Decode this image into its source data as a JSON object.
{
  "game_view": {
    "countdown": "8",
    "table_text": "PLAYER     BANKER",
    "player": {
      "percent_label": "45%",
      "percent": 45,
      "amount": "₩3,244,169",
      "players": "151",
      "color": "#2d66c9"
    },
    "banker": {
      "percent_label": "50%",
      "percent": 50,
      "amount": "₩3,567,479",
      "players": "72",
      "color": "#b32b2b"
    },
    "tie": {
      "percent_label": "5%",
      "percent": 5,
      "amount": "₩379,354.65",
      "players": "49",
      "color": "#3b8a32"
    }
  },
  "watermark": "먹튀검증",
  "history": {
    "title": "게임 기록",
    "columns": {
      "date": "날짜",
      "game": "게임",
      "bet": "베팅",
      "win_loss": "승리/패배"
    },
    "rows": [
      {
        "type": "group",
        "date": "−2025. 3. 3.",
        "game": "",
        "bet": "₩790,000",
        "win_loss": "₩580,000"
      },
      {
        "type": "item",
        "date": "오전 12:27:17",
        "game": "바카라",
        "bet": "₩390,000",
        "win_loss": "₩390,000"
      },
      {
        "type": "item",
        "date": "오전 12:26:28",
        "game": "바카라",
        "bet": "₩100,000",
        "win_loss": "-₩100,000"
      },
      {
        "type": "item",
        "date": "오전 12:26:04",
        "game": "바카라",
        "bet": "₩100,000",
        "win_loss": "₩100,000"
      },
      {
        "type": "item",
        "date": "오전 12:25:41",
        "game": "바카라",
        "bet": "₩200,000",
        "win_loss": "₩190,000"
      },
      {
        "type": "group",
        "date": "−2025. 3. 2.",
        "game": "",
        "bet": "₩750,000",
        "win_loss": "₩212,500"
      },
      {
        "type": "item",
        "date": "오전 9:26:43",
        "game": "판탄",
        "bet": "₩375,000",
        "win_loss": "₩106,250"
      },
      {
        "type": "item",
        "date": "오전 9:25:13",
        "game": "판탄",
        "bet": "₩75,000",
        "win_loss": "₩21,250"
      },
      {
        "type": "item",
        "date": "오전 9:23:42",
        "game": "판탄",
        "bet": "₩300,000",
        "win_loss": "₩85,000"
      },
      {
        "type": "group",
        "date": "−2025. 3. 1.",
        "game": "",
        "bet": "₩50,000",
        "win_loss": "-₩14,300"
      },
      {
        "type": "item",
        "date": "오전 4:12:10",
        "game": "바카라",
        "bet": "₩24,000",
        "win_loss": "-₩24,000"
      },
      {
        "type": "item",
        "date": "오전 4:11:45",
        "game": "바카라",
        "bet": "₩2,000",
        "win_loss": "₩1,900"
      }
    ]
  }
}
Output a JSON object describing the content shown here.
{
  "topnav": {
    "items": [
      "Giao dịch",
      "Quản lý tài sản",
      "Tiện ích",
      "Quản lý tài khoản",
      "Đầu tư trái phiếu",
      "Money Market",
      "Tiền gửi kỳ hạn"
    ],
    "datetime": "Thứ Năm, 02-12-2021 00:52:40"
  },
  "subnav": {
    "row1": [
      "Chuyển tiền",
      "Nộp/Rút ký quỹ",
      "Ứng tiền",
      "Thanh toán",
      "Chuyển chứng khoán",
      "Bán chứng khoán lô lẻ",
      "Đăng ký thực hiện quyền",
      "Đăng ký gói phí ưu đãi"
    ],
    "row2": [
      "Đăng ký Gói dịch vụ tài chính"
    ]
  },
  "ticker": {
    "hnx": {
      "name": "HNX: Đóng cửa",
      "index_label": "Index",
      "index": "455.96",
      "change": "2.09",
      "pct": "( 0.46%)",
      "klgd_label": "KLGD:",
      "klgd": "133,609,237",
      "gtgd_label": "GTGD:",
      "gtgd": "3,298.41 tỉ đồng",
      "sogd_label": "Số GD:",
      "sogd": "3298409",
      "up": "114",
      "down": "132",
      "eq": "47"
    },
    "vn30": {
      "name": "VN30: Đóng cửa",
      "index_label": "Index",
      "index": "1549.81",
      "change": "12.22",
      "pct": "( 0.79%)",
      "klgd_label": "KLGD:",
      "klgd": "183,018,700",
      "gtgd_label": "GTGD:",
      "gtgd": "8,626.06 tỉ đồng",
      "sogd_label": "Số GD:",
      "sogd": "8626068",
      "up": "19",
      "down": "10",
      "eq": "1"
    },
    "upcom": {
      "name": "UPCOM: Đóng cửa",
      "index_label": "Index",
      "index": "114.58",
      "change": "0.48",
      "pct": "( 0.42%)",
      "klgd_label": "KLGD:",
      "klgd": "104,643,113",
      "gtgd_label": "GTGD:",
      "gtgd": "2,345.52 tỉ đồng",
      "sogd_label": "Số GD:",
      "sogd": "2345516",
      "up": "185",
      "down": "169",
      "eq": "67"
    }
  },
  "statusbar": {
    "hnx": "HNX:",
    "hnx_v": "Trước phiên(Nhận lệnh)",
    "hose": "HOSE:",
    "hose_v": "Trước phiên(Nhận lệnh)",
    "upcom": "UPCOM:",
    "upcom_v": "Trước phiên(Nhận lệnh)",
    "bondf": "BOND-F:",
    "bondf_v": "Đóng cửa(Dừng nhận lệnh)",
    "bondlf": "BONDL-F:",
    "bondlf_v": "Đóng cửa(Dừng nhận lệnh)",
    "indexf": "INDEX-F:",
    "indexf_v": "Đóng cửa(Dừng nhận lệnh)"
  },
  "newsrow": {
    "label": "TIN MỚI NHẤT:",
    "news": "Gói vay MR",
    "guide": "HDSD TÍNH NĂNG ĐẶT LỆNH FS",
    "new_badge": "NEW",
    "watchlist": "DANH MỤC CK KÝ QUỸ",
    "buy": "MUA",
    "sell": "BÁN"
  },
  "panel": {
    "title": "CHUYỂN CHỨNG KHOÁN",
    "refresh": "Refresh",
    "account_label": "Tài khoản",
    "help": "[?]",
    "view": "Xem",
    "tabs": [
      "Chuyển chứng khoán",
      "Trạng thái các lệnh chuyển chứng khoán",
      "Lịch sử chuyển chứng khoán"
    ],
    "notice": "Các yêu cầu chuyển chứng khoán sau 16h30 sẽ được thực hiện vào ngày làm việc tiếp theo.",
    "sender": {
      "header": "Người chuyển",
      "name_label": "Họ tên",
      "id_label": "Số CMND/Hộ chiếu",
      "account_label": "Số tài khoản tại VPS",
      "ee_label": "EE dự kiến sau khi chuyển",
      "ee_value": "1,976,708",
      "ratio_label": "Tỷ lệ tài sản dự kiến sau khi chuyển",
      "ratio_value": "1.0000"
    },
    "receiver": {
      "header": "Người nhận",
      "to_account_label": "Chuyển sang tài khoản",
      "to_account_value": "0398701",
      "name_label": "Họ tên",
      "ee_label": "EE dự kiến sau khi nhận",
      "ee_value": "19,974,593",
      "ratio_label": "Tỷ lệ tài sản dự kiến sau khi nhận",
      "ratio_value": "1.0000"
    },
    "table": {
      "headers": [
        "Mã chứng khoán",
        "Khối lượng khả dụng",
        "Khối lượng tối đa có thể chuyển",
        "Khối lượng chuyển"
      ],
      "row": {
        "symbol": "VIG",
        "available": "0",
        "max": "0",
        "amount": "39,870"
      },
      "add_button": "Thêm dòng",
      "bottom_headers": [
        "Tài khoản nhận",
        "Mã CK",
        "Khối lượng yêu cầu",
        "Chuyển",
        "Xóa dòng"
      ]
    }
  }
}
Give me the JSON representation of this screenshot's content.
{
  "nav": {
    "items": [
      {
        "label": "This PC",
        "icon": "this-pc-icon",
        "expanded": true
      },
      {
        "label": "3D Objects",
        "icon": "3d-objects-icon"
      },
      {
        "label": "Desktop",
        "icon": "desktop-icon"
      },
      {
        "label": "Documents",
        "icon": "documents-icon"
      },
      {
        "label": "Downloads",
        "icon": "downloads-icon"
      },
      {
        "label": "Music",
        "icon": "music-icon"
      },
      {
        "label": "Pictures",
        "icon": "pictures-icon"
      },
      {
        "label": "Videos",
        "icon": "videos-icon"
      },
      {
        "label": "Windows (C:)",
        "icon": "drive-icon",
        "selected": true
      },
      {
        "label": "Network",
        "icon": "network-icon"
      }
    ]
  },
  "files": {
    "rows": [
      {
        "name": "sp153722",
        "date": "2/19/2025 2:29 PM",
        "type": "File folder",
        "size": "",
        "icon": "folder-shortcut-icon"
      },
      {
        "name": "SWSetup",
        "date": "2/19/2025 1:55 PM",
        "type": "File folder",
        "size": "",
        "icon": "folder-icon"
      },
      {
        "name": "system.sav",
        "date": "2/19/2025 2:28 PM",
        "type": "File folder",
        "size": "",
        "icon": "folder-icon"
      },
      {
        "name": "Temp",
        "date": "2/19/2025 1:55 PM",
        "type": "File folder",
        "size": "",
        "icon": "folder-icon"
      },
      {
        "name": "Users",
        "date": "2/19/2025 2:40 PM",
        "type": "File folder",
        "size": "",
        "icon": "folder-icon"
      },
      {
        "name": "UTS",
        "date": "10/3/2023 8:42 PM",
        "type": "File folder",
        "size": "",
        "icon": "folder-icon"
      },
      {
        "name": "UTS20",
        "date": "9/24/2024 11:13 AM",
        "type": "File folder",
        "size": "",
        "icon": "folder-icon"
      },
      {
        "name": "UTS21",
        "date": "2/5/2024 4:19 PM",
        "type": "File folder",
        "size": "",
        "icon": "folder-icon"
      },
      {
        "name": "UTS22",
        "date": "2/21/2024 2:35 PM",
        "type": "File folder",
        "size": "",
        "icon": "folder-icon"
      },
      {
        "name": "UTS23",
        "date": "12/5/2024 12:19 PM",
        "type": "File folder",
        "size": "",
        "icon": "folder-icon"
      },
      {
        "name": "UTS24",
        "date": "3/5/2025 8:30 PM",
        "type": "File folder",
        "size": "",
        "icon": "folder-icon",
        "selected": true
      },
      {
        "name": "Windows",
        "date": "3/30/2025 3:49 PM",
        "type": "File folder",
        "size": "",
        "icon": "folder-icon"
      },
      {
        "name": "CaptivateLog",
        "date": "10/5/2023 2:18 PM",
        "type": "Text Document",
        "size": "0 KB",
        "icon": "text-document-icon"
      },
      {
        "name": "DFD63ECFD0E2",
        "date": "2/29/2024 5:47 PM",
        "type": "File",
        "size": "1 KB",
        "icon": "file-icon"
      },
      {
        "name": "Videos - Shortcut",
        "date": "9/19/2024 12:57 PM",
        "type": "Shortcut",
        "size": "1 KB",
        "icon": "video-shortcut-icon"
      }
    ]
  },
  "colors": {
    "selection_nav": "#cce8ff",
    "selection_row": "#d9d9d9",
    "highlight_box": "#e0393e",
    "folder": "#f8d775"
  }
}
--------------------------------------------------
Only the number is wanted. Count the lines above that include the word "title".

2